• **Source material**:
____

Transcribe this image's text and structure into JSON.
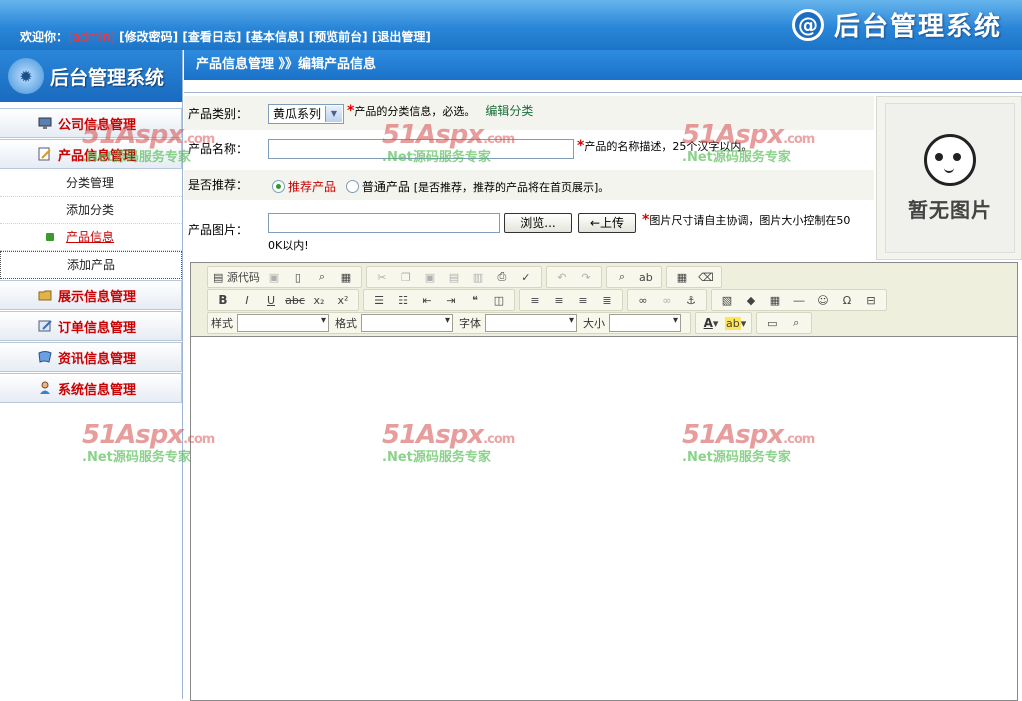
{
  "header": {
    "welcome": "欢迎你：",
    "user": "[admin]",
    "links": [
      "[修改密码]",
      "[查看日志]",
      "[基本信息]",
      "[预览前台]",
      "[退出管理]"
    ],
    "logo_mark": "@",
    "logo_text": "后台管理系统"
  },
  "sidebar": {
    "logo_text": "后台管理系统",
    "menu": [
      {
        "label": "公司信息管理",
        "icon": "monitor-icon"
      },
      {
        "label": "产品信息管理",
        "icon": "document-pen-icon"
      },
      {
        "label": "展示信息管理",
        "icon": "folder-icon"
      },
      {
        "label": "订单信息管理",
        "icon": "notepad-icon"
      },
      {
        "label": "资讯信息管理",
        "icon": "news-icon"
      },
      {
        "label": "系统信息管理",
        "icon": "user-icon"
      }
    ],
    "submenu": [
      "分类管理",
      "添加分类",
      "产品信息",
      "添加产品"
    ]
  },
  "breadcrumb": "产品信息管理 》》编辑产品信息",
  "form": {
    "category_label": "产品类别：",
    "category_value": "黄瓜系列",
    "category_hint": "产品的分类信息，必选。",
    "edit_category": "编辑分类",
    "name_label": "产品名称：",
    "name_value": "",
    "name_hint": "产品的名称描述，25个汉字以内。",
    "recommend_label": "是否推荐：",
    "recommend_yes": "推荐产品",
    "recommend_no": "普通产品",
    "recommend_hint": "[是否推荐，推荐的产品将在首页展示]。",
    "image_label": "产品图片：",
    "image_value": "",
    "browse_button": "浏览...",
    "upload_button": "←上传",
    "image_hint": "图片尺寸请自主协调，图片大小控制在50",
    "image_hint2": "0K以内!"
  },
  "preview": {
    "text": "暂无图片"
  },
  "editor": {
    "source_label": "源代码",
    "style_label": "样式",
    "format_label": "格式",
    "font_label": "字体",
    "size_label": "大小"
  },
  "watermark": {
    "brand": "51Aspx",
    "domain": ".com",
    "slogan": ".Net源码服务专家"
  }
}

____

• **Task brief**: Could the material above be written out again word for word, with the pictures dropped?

• **Task output**:
Transcribe this image's text and structure into JSON.
{
  "header": {
    "welcome": "欢迎你：",
    "user": "[admin]",
    "links": [
      "[修改密码]",
      "[查看日志]",
      "[基本信息]",
      "[预览前台]",
      "[退出管理]"
    ],
    "logo_mark": "@",
    "logo_text": "后台管理系统"
  },
  "sidebar": {
    "logo_text": "后台管理系统",
    "menu": [
      {
        "label": "公司信息管理",
        "icon": "monitor-icon"
      },
      {
        "label": "产品信息管理",
        "icon": "document-pen-icon"
      },
      {
        "label": "展示信息管理",
        "icon": "folder-icon"
      },
      {
        "label": "订单信息管理",
        "icon": "notepad-icon"
      },
      {
        "label": "资讯信息管理",
        "icon": "news-icon"
      },
      {
        "label": "系统信息管理",
        "icon": "user-icon"
      }
    ],
    "submenu": [
      "分类管理",
      "添加分类",
      "产品信息",
      "添加产品"
    ]
  },
  "breadcrumb": "产品信息管理 》》编辑产品信息",
  "form": {
    "category_label": "产品类别：",
    "category_value": "黄瓜系列",
    "category_hint": "产品的分类信息，必选。",
    "edit_category": "编辑分类",
    "name_label": "产品名称：",
    "name_value": "",
    "name_hint": "产品的名称描述，25个汉字以内。",
    "recommend_label": "是否推荐：",
    "recommend_yes": "推荐产品",
    "recommend_no": "普通产品",
    "recommend_hint": "[是否推荐，推荐的产品将在首页展示]。",
    "image_label": "产品图片：",
    "image_value": "",
    "browse_button": "浏览...",
    "upload_button": "←上传",
    "image_hint": "图片尺寸请自主协调，图片大小控制在50",
    "image_hint2": "0K以内!"
  },
  "preview": {
    "text": "暂无图片"
  },
  "editor": {
    "source_label": "源代码",
    "style_label": "样式",
    "format_label": "格式",
    "font_label": "字体",
    "size_label": "大小"
  },
  "watermark": {
    "brand": "51Aspx",
    "domain": ".com",
    "slogan": ".Net源码服务专家"
  }
}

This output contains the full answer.